Listed records
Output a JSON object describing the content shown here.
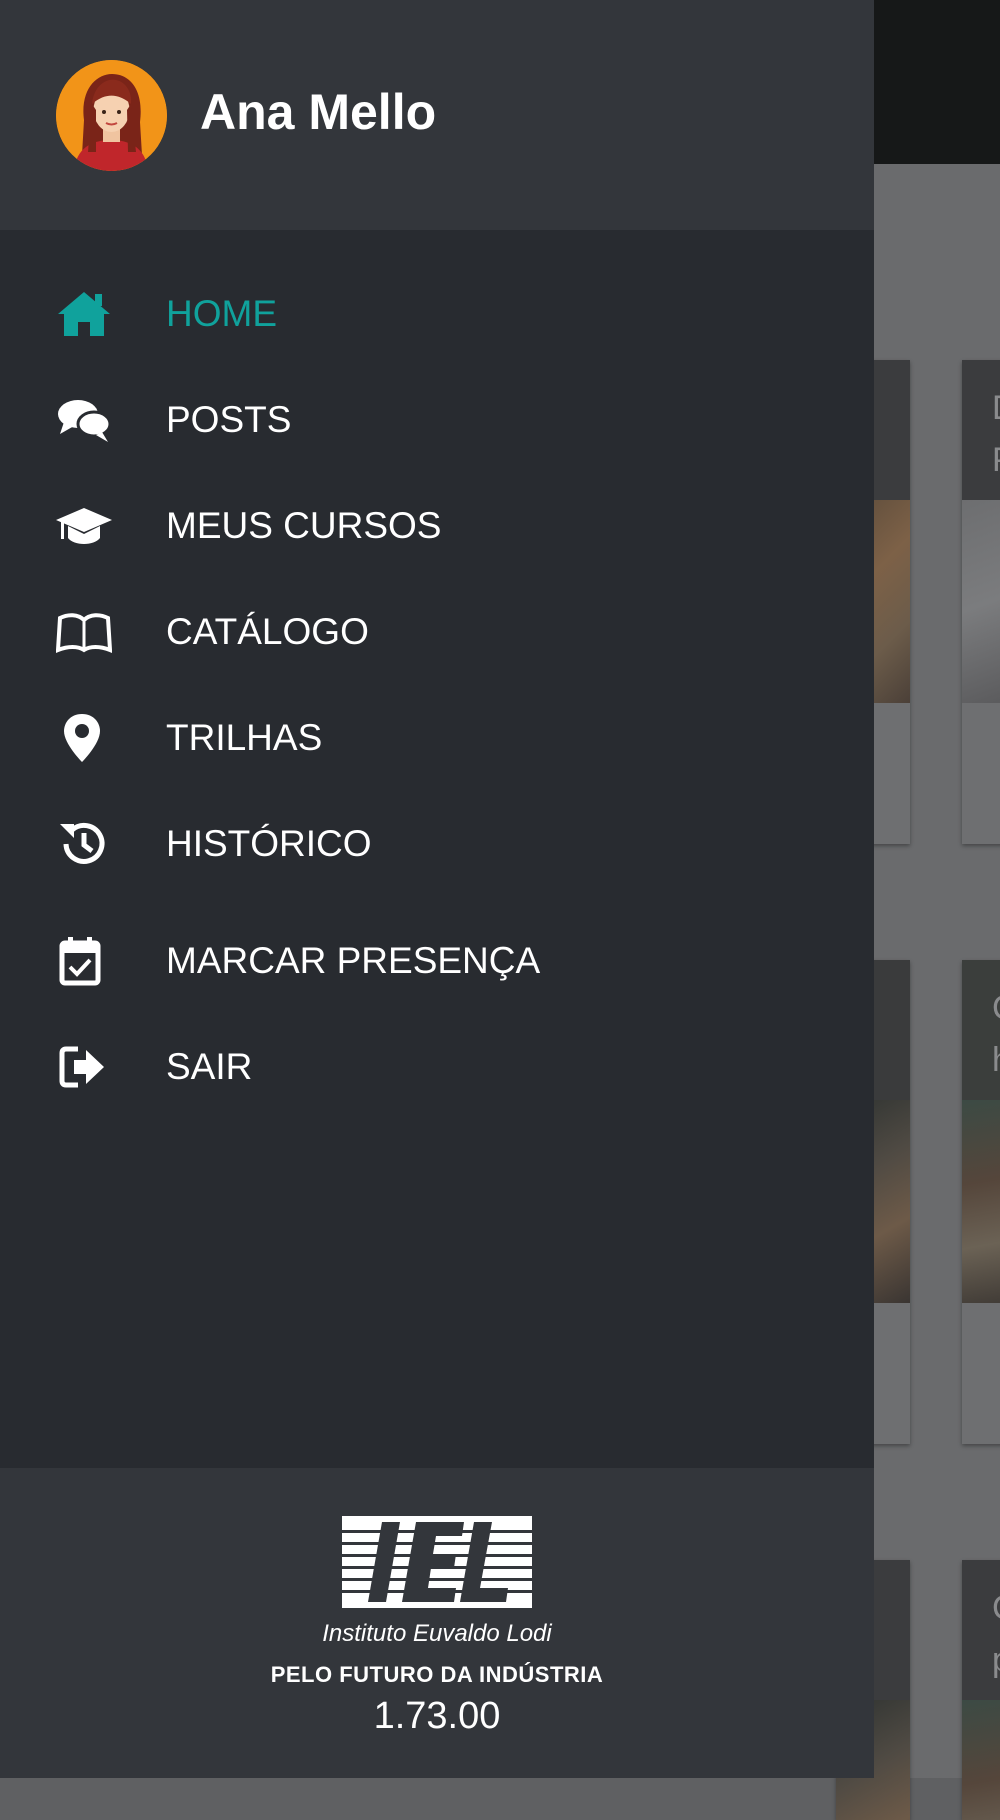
{
  "drawer": {
    "user": {
      "name": "Ana Mello"
    },
    "menu": [
      {
        "label": "HOME",
        "icon": "home-icon",
        "active": true
      },
      {
        "label": "POSTS",
        "icon": "comments-icon",
        "active": false
      },
      {
        "label": "MEUS CURSOS",
        "icon": "graduation-cap-icon",
        "active": false
      },
      {
        "label": "CATÁLOGO",
        "icon": "open-book-icon",
        "active": false
      },
      {
        "label": "TRILHAS",
        "icon": "map-marker-icon",
        "active": false
      },
      {
        "label": "HISTÓRICO",
        "icon": "history-icon",
        "active": false
      },
      {
        "label": "MARCAR PRESENÇA",
        "icon": "calendar-check-icon",
        "active": false
      },
      {
        "label": "SAIR",
        "icon": "sign-out-icon",
        "active": false
      }
    ],
    "footer": {
      "logo_text": "IEL",
      "tagline": "Instituto Euvaldo Lodi",
      "slogan": "PELO FUTURO DA INDÚSTRIA",
      "version": "1.73.00"
    }
  },
  "background_cards_visible_letters": [
    "D",
    "P",
    "C",
    "h",
    "C",
    "p"
  ],
  "colors": {
    "drawer_bg": "#282b30",
    "drawer_header_bg": "#33363b",
    "accent": "#10a29c",
    "avatar_bg": "#f29418",
    "text": "#ffffff"
  }
}
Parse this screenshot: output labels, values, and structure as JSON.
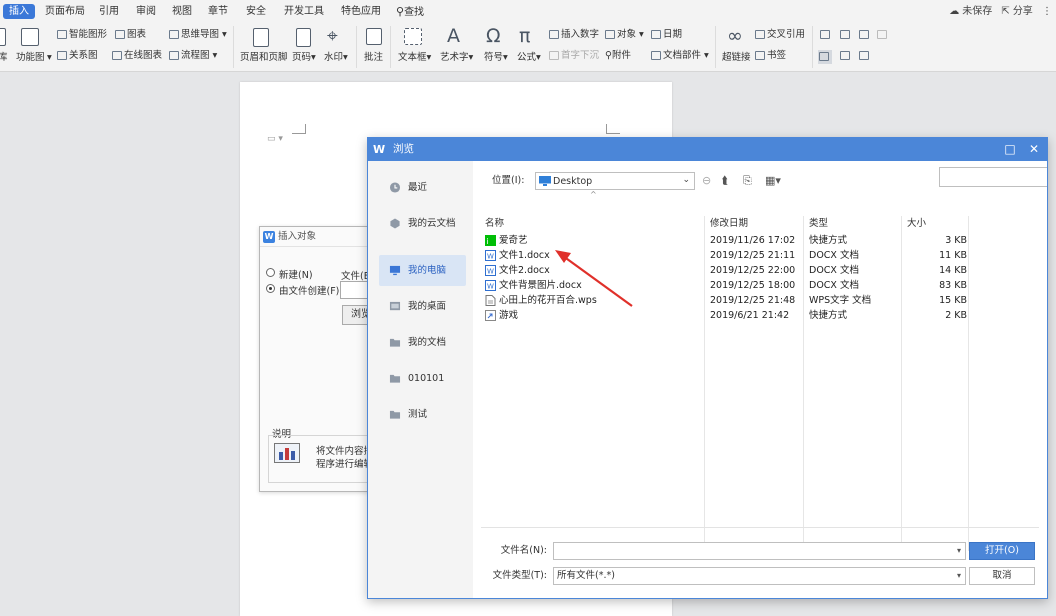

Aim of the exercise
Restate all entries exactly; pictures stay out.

Task response
Output a JSON object describing the content shown here.
{
  "drawer": {
    "user": {
      "name": "Ana Mello"
    },
    "menu": [
      {
        "label": "HOME",
        "icon": "home-icon",
        "active": true
      },
      {
        "label": "POSTS",
        "icon": "comments-icon",
        "active": false
      },
      {
        "label": "MEUS CURSOS",
        "icon": "graduation-cap-icon",
        "active": false
      },
      {
        "label": "CATÁLOGO",
        "icon": "open-book-icon",
        "active": false
      },
      {
        "label": "TRILHAS",
        "icon": "map-marker-icon",
        "active": false
      },
      {
        "label": "HISTÓRICO",
        "icon": "history-icon",
        "active": false
      },
      {
        "label": "MARCAR PRESENÇA",
        "icon": "calendar-check-icon",
        "active": false
      },
      {
        "label": "SAIR",
        "icon": "sign-out-icon",
        "active": false
      }
    ],
    "footer": {
      "logo_text": "IEL",
      "tagline": "Instituto Euvaldo Lodi",
      "slogan": "PELO FUTURO DA INDÚSTRIA",
      "version": "1.73.00"
    }
  },
  "background_cards_visible_letters": [
    "D",
    "P",
    "C",
    "h",
    "C",
    "p"
  ],
  "colors": {
    "drawer_bg": "#282b30",
    "drawer_header_bg": "#33363b",
    "accent": "#10a29c",
    "avatar_bg": "#f29418",
    "text": "#ffffff"
  }
}
Parse this screenshot: output labels, values, and structure as JSON.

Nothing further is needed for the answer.